New CMS leader maps his plan for transforming healthcare

November 1, 2010

The most powerful person in the nation's healthcare system made a heartfelt call for industry assistance in reforming healthcare.

WASHINGTON-The most powerful person in the nation's healthcare system came out of seclusion in mid-September to make a heartfelt call for insurance-industry assistance in reforming American healthcare.

Donald Berwick, administrator of the Centers for Medicare and Medicaid Services (CMS) made an obvious effort to avoid bashing insurance companies, when speaking at a recent America's Health Insurance Plans (AHIP) meeting. Although, some bashing had come just prior to the event from Health and Human Services (HHS) Secretary Kathleen Sebelius. She had issued a stinging letter criticizing insurers for "falsely blaming" reform legislation for new premium increases.

INSURERS SEEN AS BAD GUYS

At the same time, Berwick emphasized the need for payers and providers to change the way they do business. He cautioned that authenticity matters and that companies that wish only to preserve the status quo will not be seen as constructive contributors to change.

"We just do not have time for games anymore," he said, warning that CMS will hold industry accountable "when we need to."

In his AHIP speech, Berwick said he would transform the system by promoting prevention, improving quality and patient safety, and eliminating fragmented care. An integrated care system, he explained, is one in which the doctor doesn't prescribe a patient a medication that would cause an interaction with some other medication the patient might be taking, for example.

WORKING QUICKLY

Berwick is under pressure to make such changes fairly quickly, as he has only a temporary recess appointment to his CMS job, which runs out in early 2012. Republican opposition to Berwick's appointment delayed Senate confirmation last spring, prompting the Obama administration to make the recess appointment on July 7, while the legislators were out of session on summer break.

The White House recently resubmitted Berwick's nomination to the Senate in hopes for faster action on a permanent appointment, but that's not likely to happen until after this month's elections-if at all.

Berwick now is spending more time on Capitol Hill, testifying on how the administration is implementing the Patient Protection and Affordable Care Act (PPACA) and how it will impact seniors and the poor who rely heavily on government-funded health programs.

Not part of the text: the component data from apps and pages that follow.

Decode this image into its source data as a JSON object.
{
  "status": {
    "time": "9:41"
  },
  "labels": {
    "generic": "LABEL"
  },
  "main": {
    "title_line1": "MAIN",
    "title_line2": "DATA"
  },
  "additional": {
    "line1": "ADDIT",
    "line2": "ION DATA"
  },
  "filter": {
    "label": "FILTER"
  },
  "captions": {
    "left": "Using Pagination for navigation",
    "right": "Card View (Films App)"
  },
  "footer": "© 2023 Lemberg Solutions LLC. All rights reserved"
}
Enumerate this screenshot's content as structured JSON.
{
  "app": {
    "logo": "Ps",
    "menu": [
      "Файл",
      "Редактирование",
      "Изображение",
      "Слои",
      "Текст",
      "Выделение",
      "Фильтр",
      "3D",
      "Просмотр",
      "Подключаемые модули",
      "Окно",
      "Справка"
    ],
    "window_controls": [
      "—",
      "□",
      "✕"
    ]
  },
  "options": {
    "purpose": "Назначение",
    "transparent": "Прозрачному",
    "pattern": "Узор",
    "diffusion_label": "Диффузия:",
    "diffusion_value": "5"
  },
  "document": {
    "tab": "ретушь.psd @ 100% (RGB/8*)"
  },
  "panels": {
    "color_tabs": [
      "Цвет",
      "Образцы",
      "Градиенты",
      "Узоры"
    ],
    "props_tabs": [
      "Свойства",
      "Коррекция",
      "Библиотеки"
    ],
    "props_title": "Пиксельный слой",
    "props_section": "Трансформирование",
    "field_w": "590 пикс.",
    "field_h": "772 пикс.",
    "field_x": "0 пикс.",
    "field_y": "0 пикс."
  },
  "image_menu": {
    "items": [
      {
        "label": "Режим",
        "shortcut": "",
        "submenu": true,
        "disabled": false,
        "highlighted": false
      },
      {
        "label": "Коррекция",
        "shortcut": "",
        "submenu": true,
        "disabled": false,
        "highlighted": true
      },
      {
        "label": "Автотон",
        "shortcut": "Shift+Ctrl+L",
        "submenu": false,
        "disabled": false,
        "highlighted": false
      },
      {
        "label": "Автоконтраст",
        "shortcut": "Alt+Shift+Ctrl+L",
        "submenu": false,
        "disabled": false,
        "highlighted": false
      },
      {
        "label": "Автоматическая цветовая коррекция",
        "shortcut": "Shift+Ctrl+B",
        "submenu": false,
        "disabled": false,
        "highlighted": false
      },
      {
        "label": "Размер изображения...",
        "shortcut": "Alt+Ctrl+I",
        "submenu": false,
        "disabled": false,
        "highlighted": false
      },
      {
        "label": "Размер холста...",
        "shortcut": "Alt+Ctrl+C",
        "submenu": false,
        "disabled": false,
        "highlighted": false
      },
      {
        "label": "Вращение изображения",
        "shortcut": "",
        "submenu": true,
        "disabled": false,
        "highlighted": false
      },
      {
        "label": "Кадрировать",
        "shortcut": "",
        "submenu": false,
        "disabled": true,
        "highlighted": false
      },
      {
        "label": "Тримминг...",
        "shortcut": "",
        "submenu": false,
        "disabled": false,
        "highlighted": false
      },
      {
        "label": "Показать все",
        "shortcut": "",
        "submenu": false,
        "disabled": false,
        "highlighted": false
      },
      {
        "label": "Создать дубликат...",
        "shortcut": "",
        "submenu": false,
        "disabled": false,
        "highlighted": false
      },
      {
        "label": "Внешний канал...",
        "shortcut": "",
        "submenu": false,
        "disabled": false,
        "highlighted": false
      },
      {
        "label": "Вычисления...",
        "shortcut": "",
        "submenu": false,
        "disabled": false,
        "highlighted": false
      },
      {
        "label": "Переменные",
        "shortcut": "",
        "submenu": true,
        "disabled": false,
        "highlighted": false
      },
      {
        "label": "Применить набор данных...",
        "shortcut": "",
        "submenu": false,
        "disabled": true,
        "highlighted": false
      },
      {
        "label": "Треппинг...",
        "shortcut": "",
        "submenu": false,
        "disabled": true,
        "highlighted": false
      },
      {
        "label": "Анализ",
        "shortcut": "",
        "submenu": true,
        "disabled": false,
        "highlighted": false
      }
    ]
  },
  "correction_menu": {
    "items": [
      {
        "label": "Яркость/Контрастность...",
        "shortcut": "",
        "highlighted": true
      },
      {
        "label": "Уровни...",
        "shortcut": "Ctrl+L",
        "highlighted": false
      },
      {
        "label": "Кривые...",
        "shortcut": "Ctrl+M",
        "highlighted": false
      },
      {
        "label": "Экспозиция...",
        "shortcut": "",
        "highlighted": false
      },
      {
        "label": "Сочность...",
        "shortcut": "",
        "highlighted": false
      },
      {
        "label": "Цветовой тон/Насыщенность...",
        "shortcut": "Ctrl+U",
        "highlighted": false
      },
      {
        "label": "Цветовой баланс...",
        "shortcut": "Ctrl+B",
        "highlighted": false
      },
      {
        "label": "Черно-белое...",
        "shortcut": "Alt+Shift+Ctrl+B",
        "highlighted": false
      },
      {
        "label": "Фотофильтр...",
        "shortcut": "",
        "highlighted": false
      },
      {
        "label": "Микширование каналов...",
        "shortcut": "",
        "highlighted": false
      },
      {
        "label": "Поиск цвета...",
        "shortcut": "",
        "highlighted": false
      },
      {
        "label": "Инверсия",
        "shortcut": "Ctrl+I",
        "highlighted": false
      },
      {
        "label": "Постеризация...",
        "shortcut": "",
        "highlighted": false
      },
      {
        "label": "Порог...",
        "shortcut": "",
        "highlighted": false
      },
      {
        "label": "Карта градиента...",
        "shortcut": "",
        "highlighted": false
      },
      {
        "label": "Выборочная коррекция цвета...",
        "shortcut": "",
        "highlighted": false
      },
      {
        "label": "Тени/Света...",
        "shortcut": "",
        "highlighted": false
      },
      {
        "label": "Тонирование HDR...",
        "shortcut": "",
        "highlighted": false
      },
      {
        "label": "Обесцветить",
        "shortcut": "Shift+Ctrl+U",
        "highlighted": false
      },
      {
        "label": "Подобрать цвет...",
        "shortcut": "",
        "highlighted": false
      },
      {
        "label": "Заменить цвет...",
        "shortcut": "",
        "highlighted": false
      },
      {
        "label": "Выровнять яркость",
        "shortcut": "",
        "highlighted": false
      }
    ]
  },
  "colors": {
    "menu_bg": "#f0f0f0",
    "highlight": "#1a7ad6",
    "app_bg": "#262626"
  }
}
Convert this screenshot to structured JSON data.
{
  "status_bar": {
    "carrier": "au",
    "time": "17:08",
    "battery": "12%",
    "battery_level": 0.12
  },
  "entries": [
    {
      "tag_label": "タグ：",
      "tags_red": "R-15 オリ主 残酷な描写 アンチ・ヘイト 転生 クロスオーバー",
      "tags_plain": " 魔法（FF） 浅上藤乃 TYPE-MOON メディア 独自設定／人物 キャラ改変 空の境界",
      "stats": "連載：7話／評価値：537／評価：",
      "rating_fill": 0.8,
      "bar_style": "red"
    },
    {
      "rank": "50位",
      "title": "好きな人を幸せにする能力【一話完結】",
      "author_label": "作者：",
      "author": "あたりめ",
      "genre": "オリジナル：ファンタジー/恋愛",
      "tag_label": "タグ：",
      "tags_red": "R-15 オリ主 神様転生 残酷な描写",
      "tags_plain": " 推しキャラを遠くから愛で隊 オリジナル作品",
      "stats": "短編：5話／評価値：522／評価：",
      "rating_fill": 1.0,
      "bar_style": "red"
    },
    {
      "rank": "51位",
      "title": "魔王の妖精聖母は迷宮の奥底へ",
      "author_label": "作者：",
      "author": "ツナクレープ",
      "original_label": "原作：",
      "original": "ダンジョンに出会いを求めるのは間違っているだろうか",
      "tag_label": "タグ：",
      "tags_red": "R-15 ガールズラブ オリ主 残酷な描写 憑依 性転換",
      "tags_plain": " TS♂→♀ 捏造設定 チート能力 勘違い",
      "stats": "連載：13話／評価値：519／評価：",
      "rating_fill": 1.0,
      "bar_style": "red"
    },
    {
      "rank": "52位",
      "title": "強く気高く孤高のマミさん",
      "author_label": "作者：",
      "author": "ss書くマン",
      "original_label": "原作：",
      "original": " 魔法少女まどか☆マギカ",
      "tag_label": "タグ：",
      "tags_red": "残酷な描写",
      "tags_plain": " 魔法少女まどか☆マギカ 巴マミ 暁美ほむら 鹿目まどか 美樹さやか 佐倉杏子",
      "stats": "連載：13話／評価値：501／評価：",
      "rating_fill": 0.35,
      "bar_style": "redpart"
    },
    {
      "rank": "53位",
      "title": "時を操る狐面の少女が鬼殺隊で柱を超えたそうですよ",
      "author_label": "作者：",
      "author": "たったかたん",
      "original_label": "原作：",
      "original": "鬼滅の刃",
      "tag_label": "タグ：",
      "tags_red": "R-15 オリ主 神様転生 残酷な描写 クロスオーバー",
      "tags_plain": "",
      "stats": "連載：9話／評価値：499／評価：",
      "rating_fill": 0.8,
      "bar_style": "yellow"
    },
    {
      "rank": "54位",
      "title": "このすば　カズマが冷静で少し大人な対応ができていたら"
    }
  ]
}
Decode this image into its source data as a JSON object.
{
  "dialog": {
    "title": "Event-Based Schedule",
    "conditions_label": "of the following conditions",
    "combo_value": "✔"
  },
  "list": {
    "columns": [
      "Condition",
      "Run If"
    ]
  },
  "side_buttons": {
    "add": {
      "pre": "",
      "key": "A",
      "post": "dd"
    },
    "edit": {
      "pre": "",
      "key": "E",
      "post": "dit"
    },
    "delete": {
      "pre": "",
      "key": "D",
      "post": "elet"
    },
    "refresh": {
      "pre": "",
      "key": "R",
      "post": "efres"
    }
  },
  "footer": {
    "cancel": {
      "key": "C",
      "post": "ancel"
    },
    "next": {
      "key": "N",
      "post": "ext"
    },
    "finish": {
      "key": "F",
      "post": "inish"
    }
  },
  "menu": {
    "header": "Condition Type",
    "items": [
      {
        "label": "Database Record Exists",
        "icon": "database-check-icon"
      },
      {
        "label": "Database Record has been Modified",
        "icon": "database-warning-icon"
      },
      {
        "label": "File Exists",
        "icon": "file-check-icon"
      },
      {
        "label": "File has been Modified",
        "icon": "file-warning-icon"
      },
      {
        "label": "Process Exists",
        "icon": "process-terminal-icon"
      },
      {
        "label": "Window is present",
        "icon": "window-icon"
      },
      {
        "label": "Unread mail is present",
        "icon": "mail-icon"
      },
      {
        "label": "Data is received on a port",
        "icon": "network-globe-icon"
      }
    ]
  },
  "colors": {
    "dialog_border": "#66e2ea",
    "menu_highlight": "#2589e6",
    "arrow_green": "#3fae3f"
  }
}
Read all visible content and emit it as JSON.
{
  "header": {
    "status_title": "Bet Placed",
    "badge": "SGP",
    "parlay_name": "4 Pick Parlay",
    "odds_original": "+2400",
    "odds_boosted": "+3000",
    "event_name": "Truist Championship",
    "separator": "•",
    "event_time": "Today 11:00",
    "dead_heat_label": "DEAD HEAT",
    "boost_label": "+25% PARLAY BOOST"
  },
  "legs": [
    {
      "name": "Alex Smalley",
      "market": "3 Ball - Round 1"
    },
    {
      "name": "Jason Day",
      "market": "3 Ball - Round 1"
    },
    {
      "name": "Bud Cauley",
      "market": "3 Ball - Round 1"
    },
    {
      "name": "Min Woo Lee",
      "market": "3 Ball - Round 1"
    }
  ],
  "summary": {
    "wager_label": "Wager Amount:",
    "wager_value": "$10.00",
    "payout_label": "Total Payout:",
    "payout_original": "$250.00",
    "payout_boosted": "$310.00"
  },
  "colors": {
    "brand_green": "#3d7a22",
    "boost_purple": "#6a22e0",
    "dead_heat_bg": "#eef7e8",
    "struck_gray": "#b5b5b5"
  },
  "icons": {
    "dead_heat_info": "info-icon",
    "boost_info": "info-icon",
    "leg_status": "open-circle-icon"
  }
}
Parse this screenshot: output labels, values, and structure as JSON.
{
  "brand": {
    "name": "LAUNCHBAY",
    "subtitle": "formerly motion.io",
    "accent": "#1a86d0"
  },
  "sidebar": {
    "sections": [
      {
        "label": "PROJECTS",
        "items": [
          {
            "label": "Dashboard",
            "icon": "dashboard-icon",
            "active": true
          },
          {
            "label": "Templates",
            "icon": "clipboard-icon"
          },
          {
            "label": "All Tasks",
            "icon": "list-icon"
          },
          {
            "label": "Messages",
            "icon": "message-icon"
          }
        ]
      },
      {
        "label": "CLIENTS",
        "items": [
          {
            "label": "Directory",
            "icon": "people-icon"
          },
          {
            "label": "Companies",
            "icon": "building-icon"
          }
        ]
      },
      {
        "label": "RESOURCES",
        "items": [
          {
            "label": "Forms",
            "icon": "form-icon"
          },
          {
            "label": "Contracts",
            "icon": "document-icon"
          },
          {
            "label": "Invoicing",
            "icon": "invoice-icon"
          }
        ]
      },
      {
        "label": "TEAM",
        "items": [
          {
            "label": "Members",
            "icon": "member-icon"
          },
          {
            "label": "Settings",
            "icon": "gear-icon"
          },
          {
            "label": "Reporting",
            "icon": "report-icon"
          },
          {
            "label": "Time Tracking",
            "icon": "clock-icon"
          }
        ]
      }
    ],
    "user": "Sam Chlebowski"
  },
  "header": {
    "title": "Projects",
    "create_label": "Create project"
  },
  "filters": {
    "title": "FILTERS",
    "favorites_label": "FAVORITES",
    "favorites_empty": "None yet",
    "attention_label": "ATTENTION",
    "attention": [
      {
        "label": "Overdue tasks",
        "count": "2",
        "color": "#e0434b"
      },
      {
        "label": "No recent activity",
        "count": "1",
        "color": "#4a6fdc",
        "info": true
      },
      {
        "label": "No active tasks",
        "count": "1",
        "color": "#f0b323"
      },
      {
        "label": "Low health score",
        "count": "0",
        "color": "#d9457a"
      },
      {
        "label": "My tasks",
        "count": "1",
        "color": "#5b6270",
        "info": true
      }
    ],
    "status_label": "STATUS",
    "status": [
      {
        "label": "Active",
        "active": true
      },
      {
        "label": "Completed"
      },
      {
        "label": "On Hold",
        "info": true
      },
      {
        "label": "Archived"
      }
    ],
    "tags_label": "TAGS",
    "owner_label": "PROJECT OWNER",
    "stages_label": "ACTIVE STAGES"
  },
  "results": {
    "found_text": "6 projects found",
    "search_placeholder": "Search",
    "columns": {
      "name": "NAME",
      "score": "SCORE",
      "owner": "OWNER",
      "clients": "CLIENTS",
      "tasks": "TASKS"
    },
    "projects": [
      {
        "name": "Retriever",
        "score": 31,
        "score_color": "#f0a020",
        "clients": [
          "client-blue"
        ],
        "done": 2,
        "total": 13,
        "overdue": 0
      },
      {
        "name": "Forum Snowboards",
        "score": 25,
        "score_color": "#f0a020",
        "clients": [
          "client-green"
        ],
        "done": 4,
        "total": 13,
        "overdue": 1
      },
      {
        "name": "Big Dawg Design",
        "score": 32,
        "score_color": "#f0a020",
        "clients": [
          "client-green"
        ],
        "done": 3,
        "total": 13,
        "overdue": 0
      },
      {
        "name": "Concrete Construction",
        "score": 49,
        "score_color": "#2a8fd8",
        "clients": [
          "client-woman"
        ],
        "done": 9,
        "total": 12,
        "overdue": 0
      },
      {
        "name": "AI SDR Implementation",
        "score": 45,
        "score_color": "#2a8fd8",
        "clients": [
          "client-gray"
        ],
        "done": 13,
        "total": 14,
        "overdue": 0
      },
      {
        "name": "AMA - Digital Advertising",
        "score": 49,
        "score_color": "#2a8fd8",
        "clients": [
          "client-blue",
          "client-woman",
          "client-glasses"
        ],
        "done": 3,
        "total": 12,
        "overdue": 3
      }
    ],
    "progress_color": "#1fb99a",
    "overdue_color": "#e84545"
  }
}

The CMS chief won general applause from insurers at the meeting, even though they are unhappy about severe rate cuts in Medicare Advantage payments and major changes required in their business practices.

In response to critics who accuse him of seeking to ration care, Berwick said he would reduce costs by "eliminating waste and needless hassles," but not, he emphasized, by withholding any care that is beneficial to patients.

In acknowledging the need to reduce costs "without harming a hair on any patient's head," Berwick left open the question of how much to lower spending and where. In his first public comments since being nominated to head CMS last April, Berwick said that these issues will be decided by each local community, and not by "a massive, top-down national project."

Improving the system will require the participation and support of all members of the healthcare community, he said. He identified insurers and pharmacy benefit managers as keys to success in implementing what he called "the most significant healthcare legislation since enactment of Medicare and Medicaid."

Berwick highlighted provisions that will provide access for 32 million Americans without coverage, help small businesses offer insurance and close the Medicare drug benefit donut hole.

An experienced pediatrician, Berwick is also adjunct staff in the Department of Medicine at Children's Hospital Boston, and a consultant in pediatrics at Massachusetts General Hospital. He is a clinical professor of pediatrics and healthcare policy in the Department of Pediatrics at the Harvard Medical School and a professor of health policy and management at the Harvard School of Public Health.

Most recently, he led the Cambridge, Mass.-based Institute for Healthcare Improvement.